Prince Charles visits grandmother's tomb on Jerusalem visit
The Prince of Wales has visited the tomb of his "inspirational" paternal grandmother, Princess Alice, during his first trip to Jerusalem.
She was honoured by Jewish people for humanitarian efforts in Nazi-occupied Athens during World War Two.
She died in 1969, aged 84, and was buried near her aunt at the Church of Mary Magdalene in Jerusalem.
Prince Charles said he had "long drawn inspiration from the selfless actions of my dear grandmother".
The prince laid flowers on her final resting place as his two-day visit to the Middle East came to an end.
On her tomb was a Greek royal standard which the prince had made in London after the original had become worn.
On Thursday in Jerusalem, he addressed world leaders at the World Holocaust Forum to mark the 75th anniversary of the liberation of the Nazi death camp at Auschwitz.
He warned that lessons of the Holocaust are still "searingly relevant" and called on leaders to be "fearless in confronting falsehoods" and violence.
Princess Alice of Battenberg married Prince Andrew of Greece and Denmark, with whom she had a son, Prince Philip, who would later renounce his Greek title to become the Duke of Edinburgh after marrying the Queen.
During World War Two, she helped shelter Jewish refugees from the Nazis, for which she was declared 'Righteous Among the Nations' by Israel's Holocaust memorial institution.
After the war, she stayed in Greece and founded a Greek Orthodox order of nuns known as the Christian Sisterhood of Martha and Mary.
Before her death she gave away all her possessions and was buried at her request at the Church of Mary Magdalene, near her aunt Grand Duchess Elizabeth Feodorovna of Russia, a Russian Orthodox saint.
Her life was depicted in the third series of Netflix programme The Crown, in which she was portrayed in later life as a chain-smoking nun.
In a speech on Friday in Bethlehem, Charles said he would pray for "a just and lasting peace" in the Middle East.
He said he had been "struck by the energy, warmth and remarkable generosity of the Palestinian people".

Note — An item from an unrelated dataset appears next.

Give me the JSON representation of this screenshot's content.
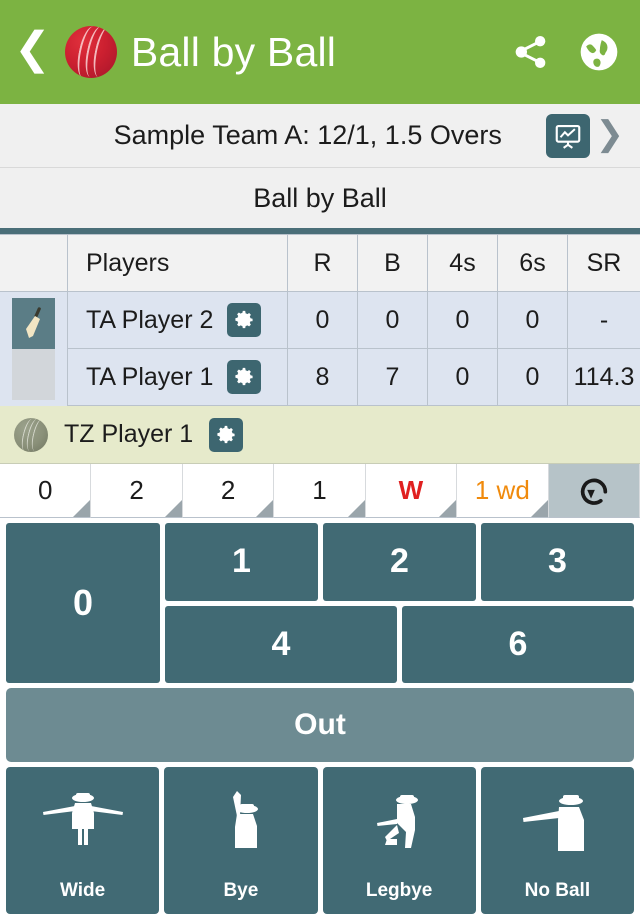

During the trip, the prince visited a mosque and a church, built on the site said to be where Jesus was born.
The prince said he had "endeavoured to build bridges between different religions" across the world and that it "breaks my heart... to see such suffering and division".
"No-one arriving in Bethlehem today could miss the signs of continued hardship and the situation you face, and I can only join you, and all communities, in your prayers for a just and lasting peace," he said.
"We must pursue this cause with faith and determination, striving to heal the wounds which have caused such pain."
He added that it was his "dearest wish" that the future would bring "freedom, justice and equality" to Palestinians.
Earlier, the prince visited the Mosque of Omar, which is named after Caliph Omar, who conquered Jerusalem in 637 but guaranteed that Christians would be free to continue to worship.
The prince said Bethlehem embodied the "vital co-existence between Christians and Muslims".